The spread of COVID-19 has affected Cambodia and Kuma, just like the rest of the world. The government ordered all schools in Cambodia to close on 16 March and Kuma immediately followed suit. But we remain proactive.
We have given lessons in hygiene to students and their families. We also have arranged online group chats for parents so that homeroom teachers can share new lessons every day.
While not all parents have smart phones, this has so far been an effective way to keep the learning going. We're seeing that these lessons are spreading even to families without smart phones, which is great.
We are so proud of our students, and you can see for yourself with these videos. They continue to take their lessons seriously.
Nothing will stop them!
If you like to support them, you can donate through Give Asia.
Each day Kuma students are picked up from their villages using an assortment of tuk-tuks and other vehicles. Without this transportation, most kids would not be able to make the trip to the school.
The school tuk-tuk has become old and often breaks down. They also have to rely on calling other tuk-tuks for support.
We are looking for donations to help the school replace with a school bus with a much bigger capacity. The cost of the bus is around USD 18,000. Any amount of donation would be helpful. If this draws your interest as an opportunity to support Kuma, please contact us directly at firstname.lastname@example.org.
One of the best times of the year is when we host families from United World College Southeast Asia. In late January, Kuma welcomed 21 students and parents, plus four UWCSEA faculty members.
What usually starts out as nervousness and apprehension (for both the Kuma and UWCSEA kids) very quickly turns to smiles and laughter. Kids are kids, after all, but the learning and understanding that takes place here is critical to our mission. Each UWCSEA student was partnered with a Kuma buddy and after quick introductions, the activities begin. For kids and adults alike, this is the seeing and doing and sharing that transcends language, background, and life experiences.

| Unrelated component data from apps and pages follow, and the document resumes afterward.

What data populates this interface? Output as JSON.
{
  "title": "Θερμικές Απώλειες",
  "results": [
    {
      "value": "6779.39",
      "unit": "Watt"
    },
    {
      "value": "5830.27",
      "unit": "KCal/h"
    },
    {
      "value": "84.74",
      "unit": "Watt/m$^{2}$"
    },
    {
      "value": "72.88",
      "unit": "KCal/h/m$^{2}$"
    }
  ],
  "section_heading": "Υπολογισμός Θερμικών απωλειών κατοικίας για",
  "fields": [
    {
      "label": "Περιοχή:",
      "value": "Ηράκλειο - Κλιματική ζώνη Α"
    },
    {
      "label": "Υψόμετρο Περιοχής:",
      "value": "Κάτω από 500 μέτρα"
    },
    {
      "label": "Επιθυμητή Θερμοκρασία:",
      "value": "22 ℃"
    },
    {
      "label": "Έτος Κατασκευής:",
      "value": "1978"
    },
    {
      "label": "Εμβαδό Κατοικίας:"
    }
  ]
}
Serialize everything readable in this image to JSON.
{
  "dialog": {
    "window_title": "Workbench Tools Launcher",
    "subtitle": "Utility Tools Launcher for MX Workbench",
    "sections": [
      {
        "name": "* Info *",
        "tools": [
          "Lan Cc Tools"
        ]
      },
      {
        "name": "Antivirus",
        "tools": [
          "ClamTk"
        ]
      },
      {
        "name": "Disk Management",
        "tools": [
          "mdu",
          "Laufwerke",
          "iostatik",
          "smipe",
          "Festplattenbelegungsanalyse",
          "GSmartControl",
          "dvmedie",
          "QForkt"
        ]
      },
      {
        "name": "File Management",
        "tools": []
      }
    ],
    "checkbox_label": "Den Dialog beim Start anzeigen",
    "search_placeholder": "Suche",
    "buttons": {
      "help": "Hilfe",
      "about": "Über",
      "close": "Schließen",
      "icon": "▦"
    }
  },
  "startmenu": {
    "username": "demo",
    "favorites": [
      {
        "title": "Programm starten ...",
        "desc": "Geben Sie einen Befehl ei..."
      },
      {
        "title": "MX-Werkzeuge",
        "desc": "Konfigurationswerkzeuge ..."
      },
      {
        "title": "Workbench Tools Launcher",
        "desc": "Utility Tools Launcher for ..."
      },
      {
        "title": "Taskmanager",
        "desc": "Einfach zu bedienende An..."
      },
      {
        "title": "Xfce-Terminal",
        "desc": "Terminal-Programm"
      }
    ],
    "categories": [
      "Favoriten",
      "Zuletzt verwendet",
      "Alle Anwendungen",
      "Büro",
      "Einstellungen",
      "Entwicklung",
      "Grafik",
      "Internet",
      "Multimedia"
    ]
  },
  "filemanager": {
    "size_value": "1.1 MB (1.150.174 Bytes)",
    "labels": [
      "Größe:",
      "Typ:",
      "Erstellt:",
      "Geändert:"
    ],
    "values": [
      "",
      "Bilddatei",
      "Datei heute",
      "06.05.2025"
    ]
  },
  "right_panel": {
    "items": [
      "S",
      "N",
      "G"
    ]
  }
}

While the trip passes by quickly, these great moments remain in the minds of all of us. We are thankful for the generosity of our guests and are pleased to welcome them into the Kuma community.
A team of 10 volunteers from Credit Suisse Singapore visited the school over 2 days in early November. They raised money within their organisation and bought new computers, school bags, water bottles and school supplies.
The team engaged the kids with lots of fun and educational activities such as digital presentation, personal hygiene, bracelet beading, board games and a friendly football match!
Thank you Credit Suisse for your generosity and invaluable time with the kids. Here’s a video clip of the fun they had.
If you are part of an organization who would like to send a team of volunteers to Kuma, Friends of Kuma would be most happy to arrange for you.
The giggles and smiles are back for a new school year. In late October, Kuma welcomed its new class of 130 students which span seven grade levels. Each day the kids are learning the local Khmer curriculum which is enriched by English lessons, dance, drama, and P.E. Included in that number are 43 students enrolled in Kuma's rigorous "fast-track" program intended for kids who have never before attended school. Another 13 kids have graduated from the fast-track program and now attend Grade 3 at their local school. Without Kuma, these kids would again be left behind for another school year.
What country has the highest IQ? What does IKEA stand for? The attendees of 2019 Kuma Trivia Night at UWCSEA East in early October were sometimes stumped, but the event itself left no question: the school has many amazing friends and supporters in Singapore.
Between admission tickets, silent-auction items, teacher-expert auctions, and a live auction, the event raised over $65,000 SGD for the school. Thanks to those who attended and supported the school that night. We look forward to continuing the annual Kuma Trivia Night tradition next year.
The parents of the Kuma kids recently completed a series of upgrades to the school grounds. First up was a renovation to the driveway space which was raised to mitigate the flooding problem. Parents also built a new sheltered meeting space. This not only created employment for the parents but also resulted in huge savings compared with having it done by a contractor. Both of those projects were supported by UWCSEA's global concern team.